### Instructions for the task
All lines in the records that carry the string "BizAfrika" are to be shown.

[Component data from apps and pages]
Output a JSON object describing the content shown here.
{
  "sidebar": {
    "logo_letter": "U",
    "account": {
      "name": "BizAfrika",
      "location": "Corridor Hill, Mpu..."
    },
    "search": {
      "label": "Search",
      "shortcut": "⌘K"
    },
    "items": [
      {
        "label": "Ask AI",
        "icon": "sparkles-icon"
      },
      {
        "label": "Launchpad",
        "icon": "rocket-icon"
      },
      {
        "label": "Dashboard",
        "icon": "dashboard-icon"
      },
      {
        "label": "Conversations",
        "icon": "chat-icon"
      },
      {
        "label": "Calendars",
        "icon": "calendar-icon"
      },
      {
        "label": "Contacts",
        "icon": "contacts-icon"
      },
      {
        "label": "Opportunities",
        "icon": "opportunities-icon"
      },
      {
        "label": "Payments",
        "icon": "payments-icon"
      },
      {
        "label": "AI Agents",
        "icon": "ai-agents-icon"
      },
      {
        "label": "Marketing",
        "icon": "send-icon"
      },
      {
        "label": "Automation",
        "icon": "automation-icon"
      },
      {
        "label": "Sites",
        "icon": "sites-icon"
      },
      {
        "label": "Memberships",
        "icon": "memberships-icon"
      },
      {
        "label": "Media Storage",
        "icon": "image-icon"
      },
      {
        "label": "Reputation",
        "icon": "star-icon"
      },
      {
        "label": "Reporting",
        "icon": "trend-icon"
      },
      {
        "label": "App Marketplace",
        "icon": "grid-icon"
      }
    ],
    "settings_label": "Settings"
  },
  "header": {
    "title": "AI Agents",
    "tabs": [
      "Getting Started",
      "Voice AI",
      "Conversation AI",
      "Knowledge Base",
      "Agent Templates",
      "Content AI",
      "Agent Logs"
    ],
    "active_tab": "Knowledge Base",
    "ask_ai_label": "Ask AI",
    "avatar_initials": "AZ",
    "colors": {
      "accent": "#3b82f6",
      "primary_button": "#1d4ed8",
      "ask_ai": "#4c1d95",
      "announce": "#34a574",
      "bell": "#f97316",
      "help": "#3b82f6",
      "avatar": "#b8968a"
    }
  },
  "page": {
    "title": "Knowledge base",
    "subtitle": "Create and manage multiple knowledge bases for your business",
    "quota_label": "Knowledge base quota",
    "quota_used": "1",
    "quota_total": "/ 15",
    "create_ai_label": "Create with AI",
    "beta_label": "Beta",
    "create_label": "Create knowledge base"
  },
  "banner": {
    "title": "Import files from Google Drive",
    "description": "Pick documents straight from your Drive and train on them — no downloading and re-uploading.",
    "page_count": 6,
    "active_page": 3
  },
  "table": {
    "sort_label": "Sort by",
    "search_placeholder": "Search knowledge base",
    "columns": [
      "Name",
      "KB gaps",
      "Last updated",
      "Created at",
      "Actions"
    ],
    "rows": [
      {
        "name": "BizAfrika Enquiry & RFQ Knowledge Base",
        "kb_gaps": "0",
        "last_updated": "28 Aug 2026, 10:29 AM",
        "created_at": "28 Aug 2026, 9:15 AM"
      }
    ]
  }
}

### Finished task
      "name": "BizAfrika",
        "name": "BizAfrika Enquiry & RFQ Knowledge Base",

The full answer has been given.